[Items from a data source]
════
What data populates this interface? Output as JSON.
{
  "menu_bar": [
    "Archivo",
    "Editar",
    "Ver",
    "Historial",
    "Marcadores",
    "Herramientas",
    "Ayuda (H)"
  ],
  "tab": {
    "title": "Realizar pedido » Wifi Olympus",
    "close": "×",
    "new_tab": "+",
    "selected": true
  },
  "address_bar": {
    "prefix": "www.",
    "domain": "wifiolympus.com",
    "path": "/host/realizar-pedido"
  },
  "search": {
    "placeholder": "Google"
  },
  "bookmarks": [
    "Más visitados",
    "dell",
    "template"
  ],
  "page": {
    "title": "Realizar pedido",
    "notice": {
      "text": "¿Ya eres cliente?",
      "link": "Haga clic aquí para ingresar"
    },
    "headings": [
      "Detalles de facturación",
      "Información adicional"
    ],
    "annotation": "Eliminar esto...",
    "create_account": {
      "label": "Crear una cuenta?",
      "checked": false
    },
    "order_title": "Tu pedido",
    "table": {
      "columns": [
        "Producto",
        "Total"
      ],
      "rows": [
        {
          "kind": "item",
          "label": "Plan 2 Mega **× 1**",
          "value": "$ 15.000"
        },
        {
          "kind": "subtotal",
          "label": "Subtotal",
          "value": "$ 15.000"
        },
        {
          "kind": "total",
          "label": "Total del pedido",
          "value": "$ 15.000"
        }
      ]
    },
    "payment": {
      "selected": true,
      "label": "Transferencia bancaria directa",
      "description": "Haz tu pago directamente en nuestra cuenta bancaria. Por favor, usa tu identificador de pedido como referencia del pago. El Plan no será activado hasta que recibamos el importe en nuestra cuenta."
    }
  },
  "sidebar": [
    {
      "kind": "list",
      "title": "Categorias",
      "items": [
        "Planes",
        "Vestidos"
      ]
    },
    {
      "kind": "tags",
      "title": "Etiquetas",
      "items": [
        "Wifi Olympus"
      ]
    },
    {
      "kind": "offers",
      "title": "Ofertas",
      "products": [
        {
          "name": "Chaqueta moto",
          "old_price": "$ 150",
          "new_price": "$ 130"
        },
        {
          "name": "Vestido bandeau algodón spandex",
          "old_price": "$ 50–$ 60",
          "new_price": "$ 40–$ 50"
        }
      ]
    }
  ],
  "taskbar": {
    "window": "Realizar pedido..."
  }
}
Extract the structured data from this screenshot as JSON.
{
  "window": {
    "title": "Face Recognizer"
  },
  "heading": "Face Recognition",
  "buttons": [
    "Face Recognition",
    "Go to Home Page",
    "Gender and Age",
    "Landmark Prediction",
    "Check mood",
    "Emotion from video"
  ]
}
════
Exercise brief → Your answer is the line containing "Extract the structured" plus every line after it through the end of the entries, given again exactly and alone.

Exercise response →
Extract the structured data from this screenshot as JSON.
{
  "window": {
    "title": "Face Recognizer"
  },
  "heading": "Face Recognition",
  "buttons": [
    "Face Recognition",
    "Go to Home Page",
    "Gender and Age",
    "Landmark Prediction",
    "Check mood",
    "Emotion from video"
  ]
}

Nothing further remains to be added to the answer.